Recycling frees land for long-term sustained carbon sequestration.
Several mechanisms can help the earth store CO2 for long-term sustainability. One of these is biochar mechanisms, also known as bio-energy with carbon storage. Biochar mechanisms can trap carbon in the soil, and these mechanisms are most commonly found in deep coal beds and underground reservoirs. However, there are also many risks associated with this method, including its impact on the environment, biodiversity, and ecosystem services.
In terms of saving energy, recycling is highly effective in reducing air and water pollution, and it also reduces greenhouse gas emissions that contribute to global climate change. Stanford University, for example, recycled 2303 tons of paper last year and saved 32,115 trees. Moreover, over 288 tons of ferrous scrap metal were recovered from landfills, reducing coal, limestone, and iron ore demand. Using recycled materials, the world can avoid the depletion of valuable natural resources and free up land for long-term C sequestration.

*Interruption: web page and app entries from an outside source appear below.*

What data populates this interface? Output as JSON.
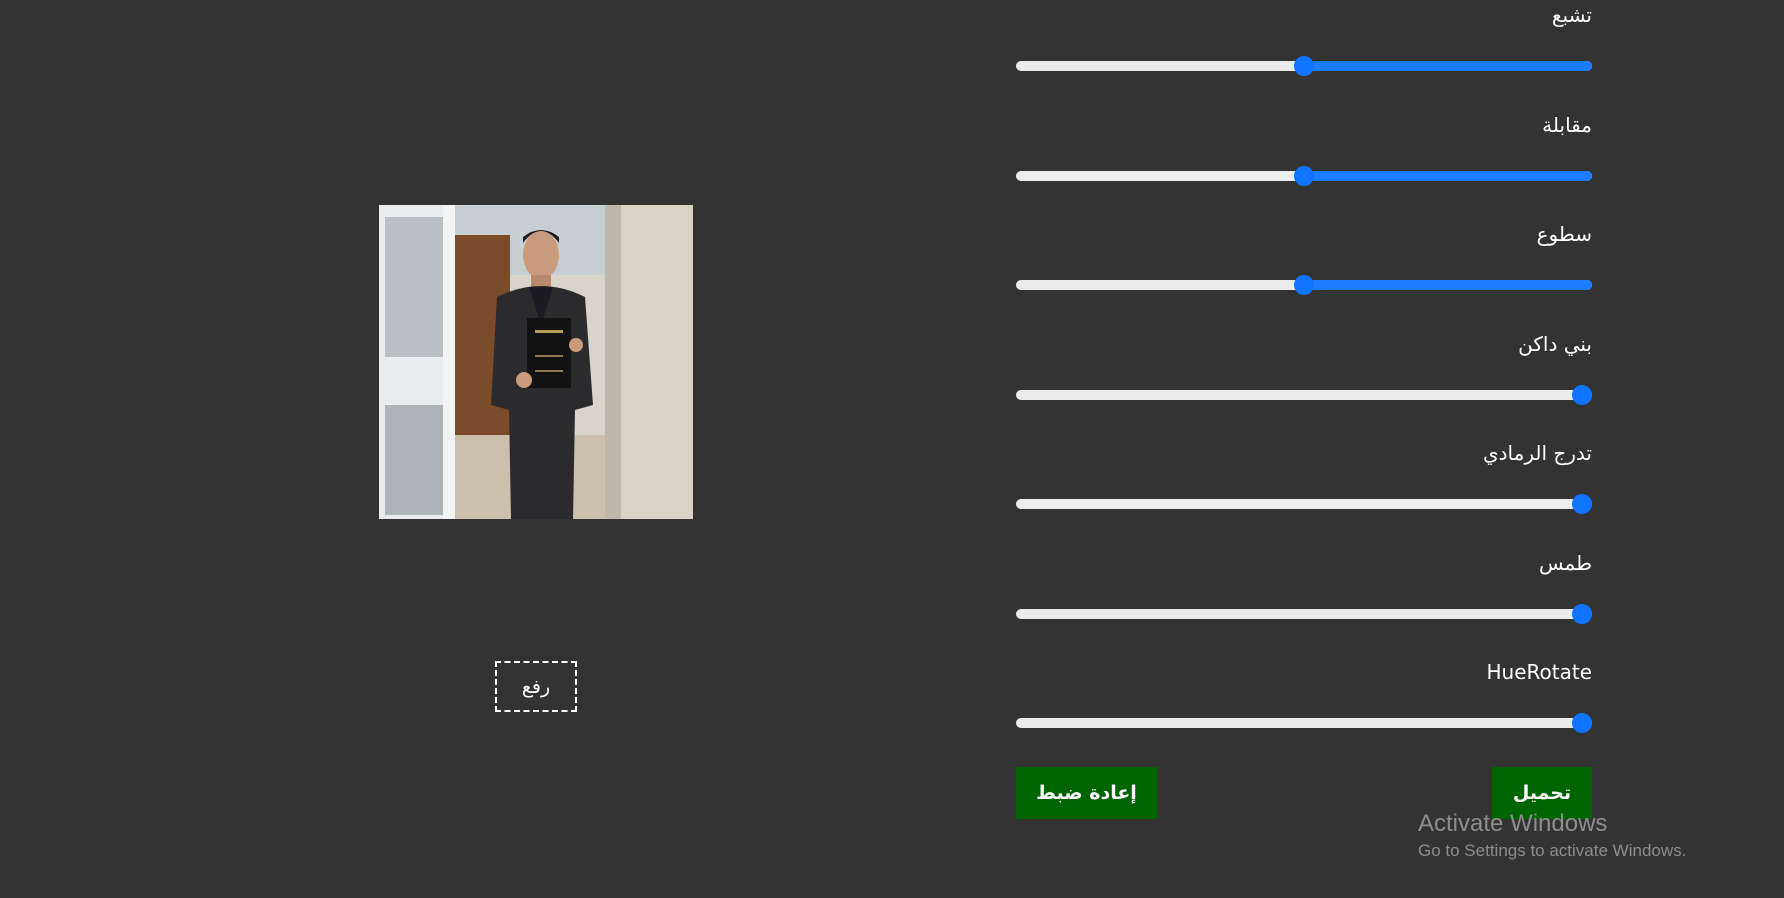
{
  "upload": {
    "label": "رفع"
  },
  "photo": {
    "alt": "photo-preview"
  },
  "sliders": [
    {
      "label": "تشبع",
      "value": 0.5
    },
    {
      "label": "مقابلة",
      "value": 0.5
    },
    {
      "label": "سطوع",
      "value": 0.5
    },
    {
      "label": "بني داكن",
      "value": 0.0
    },
    {
      "label": "تدرج الرمادي",
      "value": 0.0
    },
    {
      "label": "طمس",
      "value": 0.0
    },
    {
      "label": "HueRotate",
      "value": 0.0
    }
  ],
  "actions": {
    "download_label": "تحميل",
    "reset_label": "إعادة ضبط"
  },
  "watermark": {
    "title": "Activate Windows",
    "subtitle": "Go to Settings to activate Windows."
  },
  "colors": {
    "background": "#333333",
    "slider_fill": "#1a7cff",
    "slider_track": "#ececec",
    "button_green": "#006400"
  }
}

Soil carbon pools can store up to 66% of the carbon we release into the atmosphere. The capacity of soil carbon pools is determined by rainfall, temperature, farming system, and agroforestry practices. In addition, it can increase the crop yield by up to 40 kg per ha. It can offset about five to fifteen percent of global fossil fuel emissions. This is an incredible amount of carbon stored in soils.